He then wanted to see the saddles and bridles. I showed him a saddle,and he said it was too small. Then I showed him another. That suited him very well, only that it had not the kind of stirrups he wanted. The stirrups were covered with leather, and he wanted a pair of English steel stirrups. He then wanted to see the bridles. I took him into the office and showed him the bridles, and he picked out a double-reined bridle. Before he mounted the horse he asked me how late he could stay out with him. I told him he could stay out no later than 8 o'clock or 9, at furthest. After that hour I became very uneasy about the horse, and wanted to see about it before I closed up the stable; and that is how I got to see Atzerodt and Herold.
Booth's bay mare wore a Martingale collar according to Franklin Roby, who kept one of the rings that was torn from the horse as it was lead into the swamp.

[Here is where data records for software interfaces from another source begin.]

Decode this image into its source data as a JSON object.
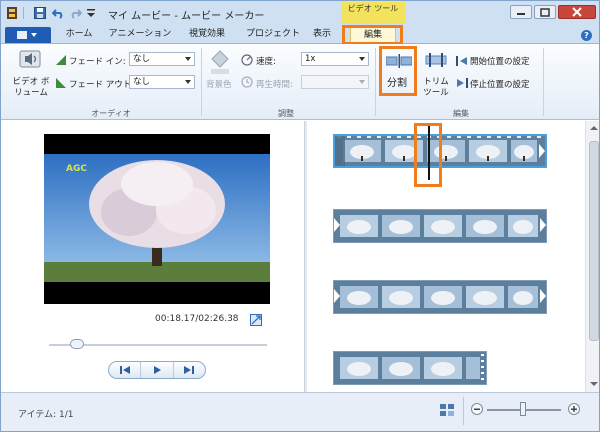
{
  "app": {
    "title": "マイ ムービー - ムービー メーカー",
    "context_tab_group": "ビデオ ツール"
  },
  "tabs": {
    "home": "ホーム",
    "animation": "アニメーション",
    "visual_effects": "視覚効果",
    "project": "プロジェクト",
    "view": "表示",
    "edit": "編集"
  },
  "ribbon": {
    "audio": {
      "video_volume": "ビデオ ボリューム",
      "fade_in_label": "フェード イン:",
      "fade_in_value": "なし",
      "fade_out_label": "フェード アウト:",
      "fade_out_value": "なし",
      "group_label": "オーディオ"
    },
    "adjust": {
      "bg_color": "背景色",
      "speed_label": "速度:",
      "speed_value": "1x",
      "duration_label": "再生時間:",
      "duration_value": "",
      "group_label": "調整"
    },
    "edit": {
      "split": "分割",
      "trim_tool": "トリム ツール",
      "set_start": "開始位置の設定",
      "set_end": "停止位置の設定",
      "group_label": "編集"
    }
  },
  "preview": {
    "watermark": "AGC",
    "time": "00:18.17/02:26.38",
    "seek_fraction": 0.13
  },
  "status": {
    "items": "アイテム: 1/1",
    "zoom_fraction": 0.48
  },
  "colors": {
    "highlight": "#f07d1c",
    "accent": "#1e5db3",
    "context_tab": "#f2e25d"
  }
}
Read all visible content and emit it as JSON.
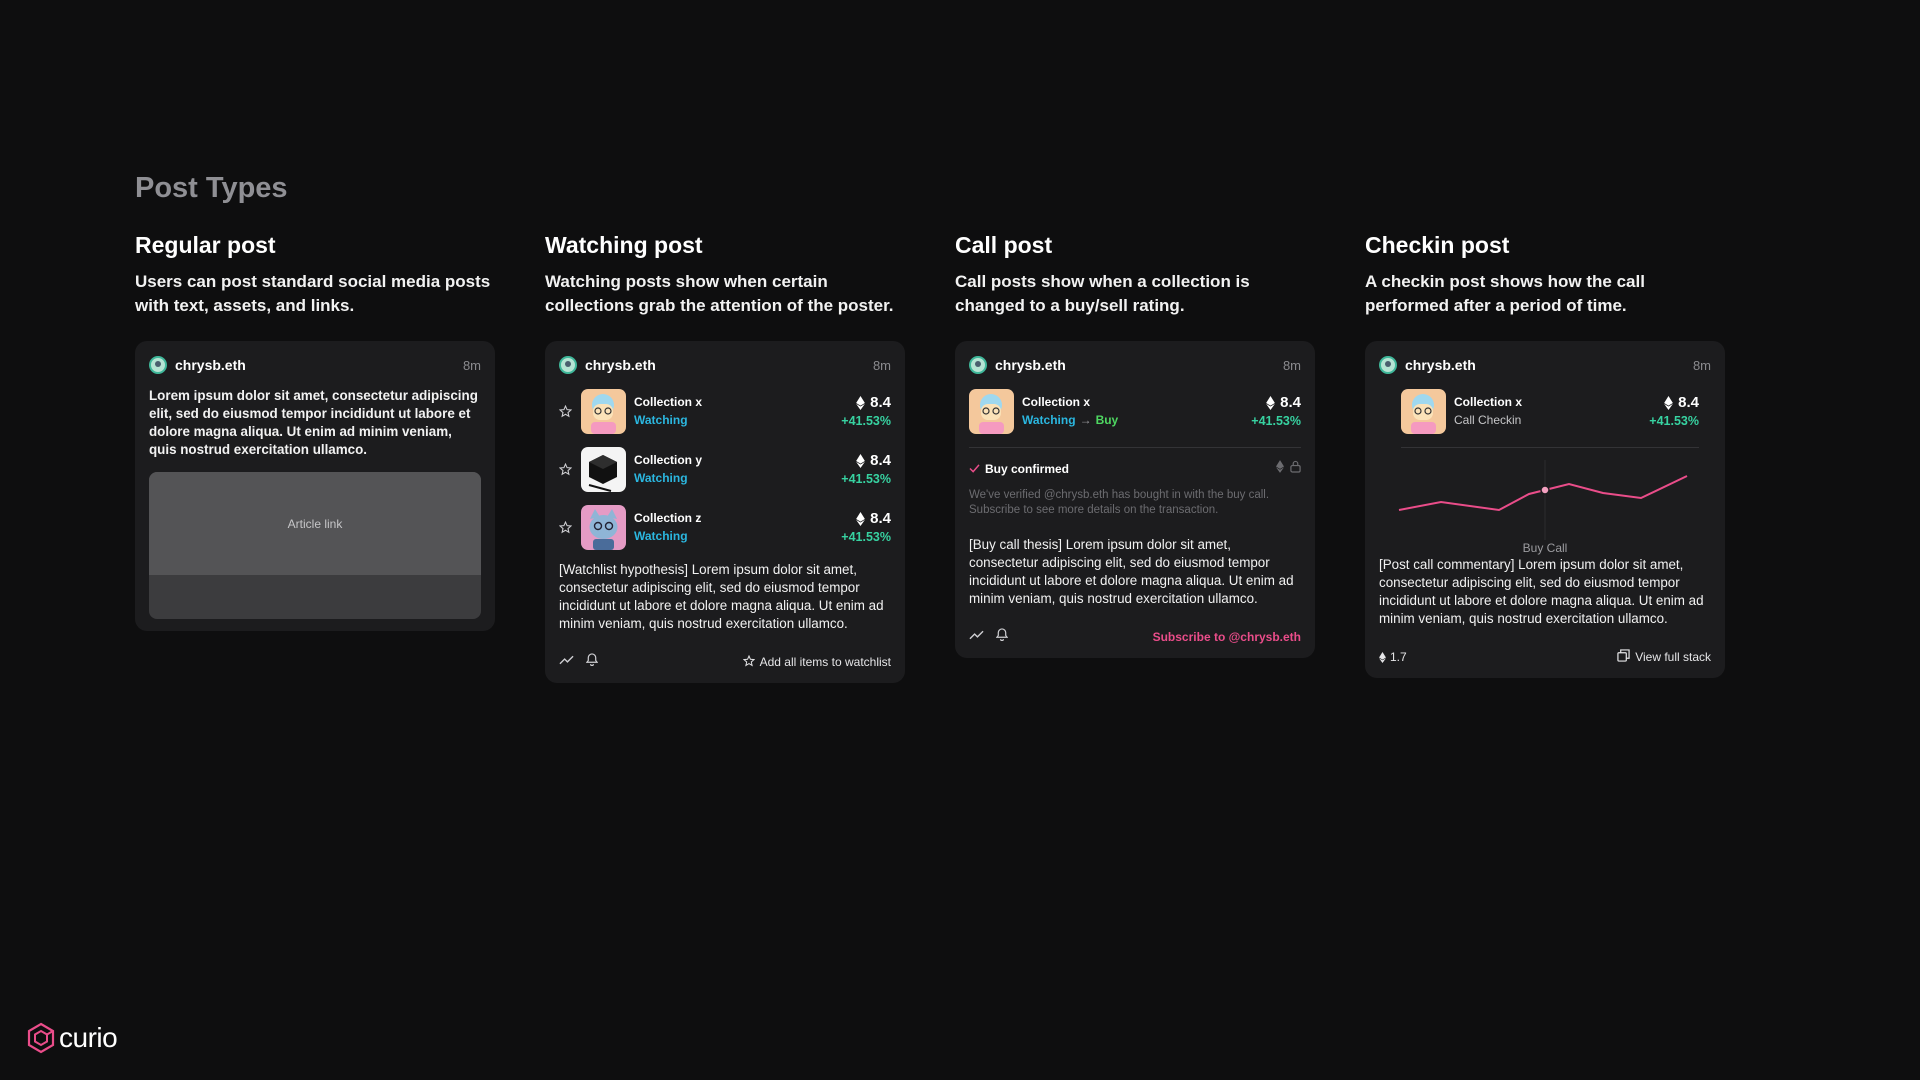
{
  "section_title": "Post Types",
  "colors": {
    "background": "#0e0e0f",
    "card": "#1c1c1e",
    "watching": "#2bb7e0",
    "buy": "#4ed661",
    "positive_change": "#37d2a1",
    "brand_pink": "#ea4d8a"
  },
  "columns": [
    {
      "heading": "Regular post",
      "description": "Users can post standard social media posts with text, assets, and links.",
      "card": {
        "username": "chrysb.eth",
        "time": "8m",
        "body": "Lorem ipsum dolor sit amet, consectetur adipiscing elit, sed do eiusmod tempor incididunt ut labore et dolore magna aliqua. Ut enim ad minim veniam, quis nostrud exercitation ullamco.",
        "article_link_label": "Article link"
      }
    },
    {
      "heading": "Watching post",
      "description": "Watching posts show when certain collections grab the attention of the poster.",
      "card": {
        "username": "chrysb.eth",
        "time": "8m",
        "collections": [
          {
            "name": "Collection x",
            "status": "Watching",
            "price": "8.4",
            "change": "+41.53%",
            "icon": "nft-cartoon-avatar"
          },
          {
            "name": "Collection y",
            "status": "Watching",
            "price": "8.4",
            "change": "+41.53%",
            "icon": "nft-black-cube"
          },
          {
            "name": "Collection z",
            "status": "Watching",
            "price": "8.4",
            "change": "+41.53%",
            "icon": "nft-cat-avatar"
          }
        ],
        "body": "[Watchlist hypothesis] Lorem ipsum dolor sit amet, consectetur adipiscing elit, sed do eiusmod tempor incididunt ut labore et dolore magna aliqua. Ut enim ad minim veniam, quis nostrud exercitation ullamco.",
        "footer_action": "Add all items to watchlist"
      }
    },
    {
      "heading": "Call post",
      "description": "Call posts show when a collection is changed to a buy/sell rating.",
      "card": {
        "username": "chrysb.eth",
        "time": "8m",
        "collection": {
          "name": "Collection x",
          "status_from": "Watching",
          "status_to": "Buy",
          "price": "8.4",
          "change": "+41.53%"
        },
        "confirm_label": "Buy confirmed",
        "verified_text": "We've verified @chrysb.eth has bought in with the buy call. Subscribe to see more details on the transaction.",
        "body": "[Buy call thesis] Lorem ipsum dolor sit amet, consectetur adipiscing elit, sed do eiusmod tempor incididunt ut labore et dolore magna aliqua. Ut enim ad minim veniam, quis nostrud exercitation ullamco.",
        "footer_action": "Subscribe to @chrysb.eth"
      }
    },
    {
      "heading": "Checkin post",
      "description": "A checkin post shows how the call performed after a period of time.",
      "card": {
        "username": "chrysb.eth",
        "time": "8m",
        "collection": {
          "name": "Collection x",
          "status": "Call Checkin",
          "price": "8.4",
          "change": "+41.53%"
        },
        "chart_label": "Buy Call",
        "body": "[Post call commentary] Lorem ipsum dolor sit amet, consectetur adipiscing elit, sed do eiusmod tempor incididunt ut labore et dolore magna aliqua. Ut enim ad minim veniam, quis nostrud exercitation ullamco.",
        "footer_value": "1.7",
        "footer_action": "View full stack"
      }
    }
  ],
  "logo_text": "curio"
}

Samuel Cox Jr. stated that the bay mare had twice broken it's fastenings and Thomas Jones, after finding the horse loose at the Pine Thicket, advised Booth and Herold to dispose of them. It was probably at this time that the Martingale was placed on the horse to keep it from rearing it's head up and breaking the new gear.
This horse is wearing a half cheek bit with a Martingale collar.
Examples of 5 Horseshoe Nails (left) Relic( right)
Enfield packages were distributed to various
units of the US Army. They were also used by
the Confederate troops. The 22nd
Regiment of Colored Troops from Penn. were
assigned to enter the swampwaters.
Note the relief of the true Enfield head: (red)
These Federal minies have three equally spaced
"grease grooves" while the Confederate Gardners have
To enter the Zekiah Swamp go here.. http://youtu.be/KfQYFIhqrV0
The "pond" will only dry up under the worst drought.
It normally looks like this...
After sinking 8-10 inches in the mud, a person standing in the center of the pond would be chest deep in the water.
This may help to explain why the horses were never found, despite having soldiers walking within feet of them. Water temperatures are still very cold during the first weeks of April and troops that were sent in "chest deep" would be unable to cope with these extremes. Based on my experience, there is no doubt that some of the men from the 22nd were, at times, waist deep in the waters of the Zekiah.
Still frozen in early March.